## EXERCISE INSTRUCTIONS
Copy the entries exactly. Leave nothing out and add nothing.
*** EXERCISE DATA Section Begins ***
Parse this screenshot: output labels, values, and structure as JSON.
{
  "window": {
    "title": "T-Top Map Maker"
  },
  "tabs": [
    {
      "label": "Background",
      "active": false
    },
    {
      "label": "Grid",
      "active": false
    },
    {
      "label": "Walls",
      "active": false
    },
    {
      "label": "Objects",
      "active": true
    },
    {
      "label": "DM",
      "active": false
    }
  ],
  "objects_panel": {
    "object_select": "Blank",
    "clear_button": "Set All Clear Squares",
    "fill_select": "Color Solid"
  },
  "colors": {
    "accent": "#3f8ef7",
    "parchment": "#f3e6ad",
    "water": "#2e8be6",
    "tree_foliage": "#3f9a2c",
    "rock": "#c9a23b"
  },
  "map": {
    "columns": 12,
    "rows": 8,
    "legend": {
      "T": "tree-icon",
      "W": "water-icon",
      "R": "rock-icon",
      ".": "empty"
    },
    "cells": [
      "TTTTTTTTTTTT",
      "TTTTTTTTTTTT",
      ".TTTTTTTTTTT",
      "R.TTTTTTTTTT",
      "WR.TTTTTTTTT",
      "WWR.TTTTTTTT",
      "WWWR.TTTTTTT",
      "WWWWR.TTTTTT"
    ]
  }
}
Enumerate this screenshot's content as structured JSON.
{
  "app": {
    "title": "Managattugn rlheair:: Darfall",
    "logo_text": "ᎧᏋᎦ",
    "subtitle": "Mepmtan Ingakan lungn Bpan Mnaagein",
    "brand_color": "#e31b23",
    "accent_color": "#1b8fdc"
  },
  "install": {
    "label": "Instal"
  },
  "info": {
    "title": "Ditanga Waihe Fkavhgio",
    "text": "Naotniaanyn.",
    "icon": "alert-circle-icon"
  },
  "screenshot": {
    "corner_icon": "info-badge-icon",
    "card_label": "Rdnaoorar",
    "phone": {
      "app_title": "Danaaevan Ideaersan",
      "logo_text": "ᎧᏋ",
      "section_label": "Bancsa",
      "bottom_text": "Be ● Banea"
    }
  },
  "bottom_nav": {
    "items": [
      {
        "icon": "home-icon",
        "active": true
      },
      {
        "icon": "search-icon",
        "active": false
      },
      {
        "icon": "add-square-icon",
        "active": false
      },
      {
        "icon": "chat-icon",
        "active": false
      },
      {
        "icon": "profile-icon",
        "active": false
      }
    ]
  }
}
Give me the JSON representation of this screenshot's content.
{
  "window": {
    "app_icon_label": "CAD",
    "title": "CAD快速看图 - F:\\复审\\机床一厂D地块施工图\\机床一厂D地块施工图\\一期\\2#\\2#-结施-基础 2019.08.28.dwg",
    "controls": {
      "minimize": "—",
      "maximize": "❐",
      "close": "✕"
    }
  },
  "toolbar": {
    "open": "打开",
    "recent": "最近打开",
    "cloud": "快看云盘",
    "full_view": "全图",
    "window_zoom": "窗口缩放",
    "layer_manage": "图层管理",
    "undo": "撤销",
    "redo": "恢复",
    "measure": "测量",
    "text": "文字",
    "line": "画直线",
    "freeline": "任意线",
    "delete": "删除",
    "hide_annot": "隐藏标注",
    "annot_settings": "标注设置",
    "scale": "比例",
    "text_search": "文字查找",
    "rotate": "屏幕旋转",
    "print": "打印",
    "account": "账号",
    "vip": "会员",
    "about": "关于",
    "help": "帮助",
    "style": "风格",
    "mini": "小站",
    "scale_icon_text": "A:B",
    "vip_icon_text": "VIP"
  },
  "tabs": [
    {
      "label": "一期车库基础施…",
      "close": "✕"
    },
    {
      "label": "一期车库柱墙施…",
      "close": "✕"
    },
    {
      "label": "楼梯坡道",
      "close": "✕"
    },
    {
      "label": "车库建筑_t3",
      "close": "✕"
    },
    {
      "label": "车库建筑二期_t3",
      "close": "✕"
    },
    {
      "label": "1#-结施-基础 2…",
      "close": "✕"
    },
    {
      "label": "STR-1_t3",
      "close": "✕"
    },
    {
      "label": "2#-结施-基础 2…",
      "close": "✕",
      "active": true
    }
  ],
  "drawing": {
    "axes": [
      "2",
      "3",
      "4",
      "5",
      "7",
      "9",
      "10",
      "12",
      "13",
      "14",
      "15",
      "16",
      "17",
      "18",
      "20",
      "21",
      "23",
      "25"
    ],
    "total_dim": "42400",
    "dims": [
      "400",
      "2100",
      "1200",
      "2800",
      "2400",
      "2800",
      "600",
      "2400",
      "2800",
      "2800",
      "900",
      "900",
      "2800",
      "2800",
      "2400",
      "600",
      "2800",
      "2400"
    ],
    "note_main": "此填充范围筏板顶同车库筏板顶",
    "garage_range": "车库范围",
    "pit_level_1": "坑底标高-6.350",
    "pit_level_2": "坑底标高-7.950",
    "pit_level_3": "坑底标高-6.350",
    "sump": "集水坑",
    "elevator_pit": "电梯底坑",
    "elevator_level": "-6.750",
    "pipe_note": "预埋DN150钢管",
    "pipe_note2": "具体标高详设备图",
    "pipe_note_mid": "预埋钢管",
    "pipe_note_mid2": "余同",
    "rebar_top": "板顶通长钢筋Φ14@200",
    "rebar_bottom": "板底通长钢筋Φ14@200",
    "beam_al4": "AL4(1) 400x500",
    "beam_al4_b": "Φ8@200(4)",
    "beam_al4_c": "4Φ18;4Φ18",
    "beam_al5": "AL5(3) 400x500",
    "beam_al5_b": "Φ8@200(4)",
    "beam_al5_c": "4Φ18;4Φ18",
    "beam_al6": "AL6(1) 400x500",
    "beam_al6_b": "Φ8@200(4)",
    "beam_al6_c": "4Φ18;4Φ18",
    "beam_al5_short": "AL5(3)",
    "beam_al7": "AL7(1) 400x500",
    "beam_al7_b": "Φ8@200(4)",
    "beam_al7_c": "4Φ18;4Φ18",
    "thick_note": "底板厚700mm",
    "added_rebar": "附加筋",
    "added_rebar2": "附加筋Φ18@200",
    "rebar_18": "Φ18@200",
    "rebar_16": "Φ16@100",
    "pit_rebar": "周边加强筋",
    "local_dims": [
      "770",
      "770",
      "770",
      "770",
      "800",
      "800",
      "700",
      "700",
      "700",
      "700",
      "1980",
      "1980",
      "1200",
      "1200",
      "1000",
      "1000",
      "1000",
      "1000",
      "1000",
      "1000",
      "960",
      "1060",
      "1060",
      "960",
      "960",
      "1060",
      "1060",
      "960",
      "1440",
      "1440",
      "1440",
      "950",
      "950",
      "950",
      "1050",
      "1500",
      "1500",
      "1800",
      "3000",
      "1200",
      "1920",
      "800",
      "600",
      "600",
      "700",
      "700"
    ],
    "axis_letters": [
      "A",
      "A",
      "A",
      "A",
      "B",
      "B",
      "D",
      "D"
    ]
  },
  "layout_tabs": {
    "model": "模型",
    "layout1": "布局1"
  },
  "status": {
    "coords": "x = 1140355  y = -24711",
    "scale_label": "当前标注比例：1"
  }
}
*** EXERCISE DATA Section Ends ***
## FINISHED TASK
Parse this screenshot: output labels, values, and structure as JSON.
{
  "window": {
    "title": "T-Top Map Maker"
  },
  "tabs": [
    {
      "label": "Background",
      "active": false
    },
    {
      "label": "Grid",
      "active": false
    },
    {
      "label": "Walls",
      "active": false
    },
    {
      "label": "Objects",
      "active": true
    },
    {
      "label": "DM",
      "active": false
    }
  ],
  "objects_panel": {
    "object_select": "Blank",
    "clear_button": "Set All Clear Squares",
    "fill_select": "Color Solid"
  },
  "colors": {
    "accent": "#3f8ef7",
    "parchment": "#f3e6ad",
    "water": "#2e8be6",
    "tree_foliage": "#3f9a2c",
    "rock": "#c9a23b"
  },
  "map": {
    "columns": 12,
    "rows": 8,
    "legend": {
      "T": "tree-icon",
      "W": "water-icon",
      "R": "rock-icon",
      ".": "empty"
    },
    "cells": [
      "TTTTTTTTTTTT",
      "TTTTTTTTTTTT",
      ".TTTTTTTTTTT",
      "R.TTTTTTTTTT",
      "WR.TTTTTTTTT",
      "WWR.TTTTTTTT",
      "WWWR.TTTTTTT",
      "WWWWR.TTTTTT"
    ]
  }
}
Enumerate this screenshot's content as structured JSON.
{
  "app": {
    "title": "Managattugn rlheair:: Darfall",
    "logo_text": "ᎧᏋᎦ",
    "subtitle": "Mepmtan Ingakan lungn Bpan Mnaagein",
    "brand_color": "#e31b23",
    "accent_color": "#1b8fdc"
  },
  "install": {
    "label": "Instal"
  },
  "info": {
    "title": "Ditanga Waihe Fkavhgio",
    "text": "Naotniaanyn.",
    "icon": "alert-circle-icon"
  },
  "screenshot": {
    "corner_icon": "info-badge-icon",
    "card_label": "Rdnaoorar",
    "phone": {
      "app_title": "Danaaevan Ideaersan",
      "logo_text": "ᎧᏋ",
      "section_label": "Bancsa",
      "bottom_text": "Be ● Banea"
    }
  },
  "bottom_nav": {
    "items": [
      {
        "icon": "home-icon",
        "active": true
      },
      {
        "icon": "search-icon",
        "active": false
      },
      {
        "icon": "add-square-icon",
        "active": false
      },
      {
        "icon": "chat-icon",
        "active": false
      },
      {
        "icon": "profile-icon",
        "active": false
      }
    ]
  }
}
Give me the JSON representation of this screenshot's content.
{
  "window": {
    "app_icon_label": "CAD",
    "title": "CAD快速看图 - F:\\复审\\机床一厂D地块施工图\\机床一厂D地块施工图\\一期\\2#\\2#-结施-基础 2019.08.28.dwg",
    "controls": {
      "minimize": "—",
      "maximize": "❐",
      "close": "✕"
    }
  },
  "toolbar": {
    "open": "打开",
    "recent": "最近打开",
    "cloud": "快看云盘",
    "full_view": "全图",
    "window_zoom": "窗口缩放",
    "layer_manage": "图层管理",
    "undo": "撤销",
    "redo": "恢复",
    "measure": "测量",
    "text": "文字",
    "line": "画直线",
    "freeline": "任意线",
    "delete": "删除",
    "hide_annot": "隐藏标注",
    "annot_settings": "标注设置",
    "scale": "比例",
    "text_search": "文字查找",
    "rotate": "屏幕旋转",
    "print": "打印",
    "account": "账号",
    "vip": "会员",
    "about": "关于",
    "help": "帮助",
    "style": "风格",
    "mini": "小站",
    "scale_icon_text": "A:B",
    "vip_icon_text": "VIP"
  },
  "tabs": [
    {
      "label": "一期车库基础施…",
      "close": "✕"
    },
    {
      "label": "一期车库柱墙施…",
      "close": "✕"
    },
    {
      "label": "楼梯坡道",
      "close": "✕"
    },
    {
      "label": "车库建筑_t3",
      "close": "✕"
    },
    {
      "label": "车库建筑二期_t3",
      "close": "✕"
    },
    {
      "label": "1#-结施-基础 2…",
      "close": "✕"
    },
    {
      "label": "STR-1_t3",
      "close": "✕"
    },
    {
      "label": "2#-结施-基础 2…",
      "close": "✕",
      "active": true
    }
  ],
  "drawing": {
    "axes": [
      "2",
      "3",
      "4",
      "5",
      "7",
      "9",
      "10",
      "12",
      "13",
      "14",
      "15",
      "16",
      "17",
      "18",
      "20",
      "21",
      "23",
      "25"
    ],
    "total_dim": "42400",
    "dims": [
      "400",
      "2100",
      "1200",
      "2800",
      "2400",
      "2800",
      "600",
      "2400",
      "2800",
      "2800",
      "900",
      "900",
      "2800",
      "2800",
      "2400",
      "600",
      "2800",
      "2400"
    ],
    "note_main": "此填充范围筏板顶同车库筏板顶",
    "garage_range": "车库范围",
    "pit_level_1": "坑底标高-6.350",
    "pit_level_2": "坑底标高-7.950",
    "pit_level_3": "坑底标高-6.350",
    "sump": "集水坑",
    "elevator_pit": "电梯底坑",
    "elevator_level": "-6.750",
    "pipe_note": "预埋DN150钢管",
    "pipe_note2": "具体标高详设备图",
    "pipe_note_mid": "预埋钢管",
    "pipe_note_mid2": "余同",
    "rebar_top": "板顶通长钢筋Φ14@200",
    "rebar_bottom": "板底通长钢筋Φ14@200",
    "beam_al4": "AL4(1) 400x500",
    "beam_al4_b": "Φ8@200(4)",
    "beam_al4_c": "4Φ18;4Φ18",
    "beam_al5": "AL5(3) 400x500",
    "beam_al5_b": "Φ8@200(4)",
    "beam_al5_c": "4Φ18;4Φ18",
    "beam_al6": "AL6(1) 400x500",
    "beam_al6_b": "Φ8@200(4)",
    "beam_al6_c": "4Φ18;4Φ18",
    "beam_al5_short": "AL5(3)",
    "beam_al7": "AL7(1) 400x500",
    "beam_al7_b": "Φ8@200(4)",
    "beam_al7_c": "4Φ18;4Φ18",
    "thick_note": "底板厚700mm",
    "added_rebar": "附加筋",
    "added_rebar2": "附加筋Φ18@200",
    "rebar_18": "Φ18@200",
    "rebar_16": "Φ16@100",
    "pit_rebar": "周边加强筋",
    "local_dims": [
      "770",
      "770",
      "770",
      "770",
      "800",
      "800",
      "700",
      "700",
      "700",
      "700",
      "1980",
      "1980",
      "1200",
      "1200",
      "1000",
      "1000",
      "1000",
      "1000",
      "1000",
      "1000",
      "960",
      "1060",
      "1060",
      "960",
      "960",
      "1060",
      "1060",
      "960",
      "1440",
      "1440",
      "1440",
      "950",
      "950",
      "950",
      "1050",
      "1500",
      "1500",
      "1800",
      "3000",
      "1200",
      "1920",
      "800",
      "600",
      "600",
      "700",
      "700"
    ],
    "axis_letters": [
      "A",
      "A",
      "A",
      "A",
      "B",
      "B",
      "D",
      "D"
    ]
  },
  "layout_tabs": {
    "model": "模型",
    "layout1": "布局1"
  },
  "status": {
    "coords": "x = 1140355  y = -24711",
    "scale_label": "当前标注比例：1"
  }
}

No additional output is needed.